Background: Microvascular abnormalities in the kidney are common histopathologic findings in individuals with chronic kidney disease or renal failure. These abnormalities may represent one manifestation of ongoing systemic microvascular damage. We hypothesized that retinal microvascular abnormalities, when present, would be associated with progressive renal dysfunction in elderly individuals.

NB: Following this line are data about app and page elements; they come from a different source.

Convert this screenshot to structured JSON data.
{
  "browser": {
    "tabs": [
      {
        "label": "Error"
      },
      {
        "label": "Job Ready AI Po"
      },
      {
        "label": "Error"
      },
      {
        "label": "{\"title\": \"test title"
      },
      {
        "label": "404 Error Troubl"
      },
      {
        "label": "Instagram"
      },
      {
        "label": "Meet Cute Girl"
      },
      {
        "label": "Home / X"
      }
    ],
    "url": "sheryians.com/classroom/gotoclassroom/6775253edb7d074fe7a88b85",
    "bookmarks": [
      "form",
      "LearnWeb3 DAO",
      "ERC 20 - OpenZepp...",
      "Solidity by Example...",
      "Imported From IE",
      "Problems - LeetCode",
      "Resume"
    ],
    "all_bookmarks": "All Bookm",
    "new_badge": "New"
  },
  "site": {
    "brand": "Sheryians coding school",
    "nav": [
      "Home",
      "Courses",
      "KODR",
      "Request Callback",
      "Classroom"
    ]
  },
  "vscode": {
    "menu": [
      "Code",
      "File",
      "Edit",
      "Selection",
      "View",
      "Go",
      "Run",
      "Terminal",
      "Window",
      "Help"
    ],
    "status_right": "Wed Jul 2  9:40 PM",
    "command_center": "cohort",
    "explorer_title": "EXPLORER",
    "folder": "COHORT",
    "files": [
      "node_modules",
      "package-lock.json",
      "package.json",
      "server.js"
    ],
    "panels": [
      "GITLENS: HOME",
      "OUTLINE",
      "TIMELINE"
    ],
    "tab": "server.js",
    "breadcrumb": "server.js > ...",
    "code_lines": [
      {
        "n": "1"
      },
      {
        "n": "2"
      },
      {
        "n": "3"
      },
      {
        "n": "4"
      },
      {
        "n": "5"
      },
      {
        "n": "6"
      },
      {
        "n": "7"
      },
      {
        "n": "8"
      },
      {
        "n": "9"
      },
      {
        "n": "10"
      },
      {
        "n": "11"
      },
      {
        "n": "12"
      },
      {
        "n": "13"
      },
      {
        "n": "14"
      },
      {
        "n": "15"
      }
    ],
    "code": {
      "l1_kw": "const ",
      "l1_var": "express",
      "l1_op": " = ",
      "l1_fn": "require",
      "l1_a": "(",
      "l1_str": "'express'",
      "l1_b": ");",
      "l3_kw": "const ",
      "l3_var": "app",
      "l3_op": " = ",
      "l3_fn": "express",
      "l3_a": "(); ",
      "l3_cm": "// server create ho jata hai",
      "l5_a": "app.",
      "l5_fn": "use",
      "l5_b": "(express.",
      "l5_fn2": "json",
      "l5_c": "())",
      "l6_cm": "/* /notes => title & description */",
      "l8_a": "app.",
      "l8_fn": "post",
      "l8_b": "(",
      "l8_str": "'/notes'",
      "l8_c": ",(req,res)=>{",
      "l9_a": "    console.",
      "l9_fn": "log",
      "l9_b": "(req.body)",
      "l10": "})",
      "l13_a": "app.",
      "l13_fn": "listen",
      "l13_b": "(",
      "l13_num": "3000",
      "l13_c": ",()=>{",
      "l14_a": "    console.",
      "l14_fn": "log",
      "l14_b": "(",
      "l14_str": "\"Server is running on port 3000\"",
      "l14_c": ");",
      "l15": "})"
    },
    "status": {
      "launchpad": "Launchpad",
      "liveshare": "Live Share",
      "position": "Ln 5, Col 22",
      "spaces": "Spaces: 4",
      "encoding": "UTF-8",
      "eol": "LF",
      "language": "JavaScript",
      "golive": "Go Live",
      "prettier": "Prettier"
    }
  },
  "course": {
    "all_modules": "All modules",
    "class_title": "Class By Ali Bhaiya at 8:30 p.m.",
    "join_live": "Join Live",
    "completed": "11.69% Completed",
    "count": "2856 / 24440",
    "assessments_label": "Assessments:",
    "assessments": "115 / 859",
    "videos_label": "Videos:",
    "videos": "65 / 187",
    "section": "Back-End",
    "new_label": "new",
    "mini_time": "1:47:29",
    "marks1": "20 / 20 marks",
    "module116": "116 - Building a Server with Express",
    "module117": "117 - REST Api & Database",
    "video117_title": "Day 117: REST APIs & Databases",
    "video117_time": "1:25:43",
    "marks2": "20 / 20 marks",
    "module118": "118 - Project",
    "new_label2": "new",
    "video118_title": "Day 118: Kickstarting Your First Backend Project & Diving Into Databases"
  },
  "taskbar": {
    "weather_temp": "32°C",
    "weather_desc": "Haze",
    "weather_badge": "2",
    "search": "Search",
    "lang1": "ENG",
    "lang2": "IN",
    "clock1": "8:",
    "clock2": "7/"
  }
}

Methods: The Cardiovascular Health Study (CHS) is a prospective, multicenter, cohort study initiated in 1989 designed to examine cardiovascular risk factors, morbidity, and mortality in elderly Americans. As part of an ancillary study, CHS participants underwent retinal photography in 1997 and 1998. Retinal microvascular abnormalities were assessed and graded by using standardized measures. Retinal microvascular abnormalities were defined as retinopathy (hard and soft exudates, hemorrhages, or microaneurysms) and/or retinal arteriolar abnormalities (arteriovenous nicking, focal arteriolar narrowing, or lowest quartile arteriole-venule ratio). Associations between these abnormalities and observed 4-year changes in serum creatinine levels and estimated glomerular filtration rates (eGFRs) from study years 5 to 9 (encompassing years 1994 to 2001) were examined by using regression modeling.
Results: A total of 1,394 CHS participants had retinal and serum creatinine data. After adjustments for age, race, sex, weight, diabetes, hypertension, angiotensin-converting enzyme inhibitor use, and proteinuria, participants with retinopathy showed a significant increase in serum creatinine level and decline in eGFR compared with those without retinopathy during the 4-year study period (+0.24 mg/dL [+21 micromol/L] versus -0.21 mg/dL [-19 micromol/L] and -0.48 mL/min/1.73 m2 [-0.01 mL/s/1.73 m2] versus +1.74 mL/min/1.73 m2 [+0.03 mL/s/1.73 m2], respectively). Participants with retinopathy also were significantly more likely to have an observed significant deterioration in renal function, defined as a 0.3-mg/dL (27-micromol/L) increase in serum creatinine level or 20% or greater decline in eGFR (odds ratio, 3.20; 95% confidence interval, 1.58 to 6.50; and odds ratio, 2.84; 95% confidence interval, 1.56 to 5.16, respectively). These associations remained in separate stratified analyses of patients with and without diabetes. The presence of retinal arteriolar abnormalities was not associated with deteriorating renal function.
Conclusion: Retinal microvascular abnormalities defined as retinopathy were significantly associated with renal function deterioration. The observed findings were independent of effects of any associated diabetes or hypertension. These findings suggest that systemic microvascular disease may be associated with progressive renal dysfunction in the elderly population.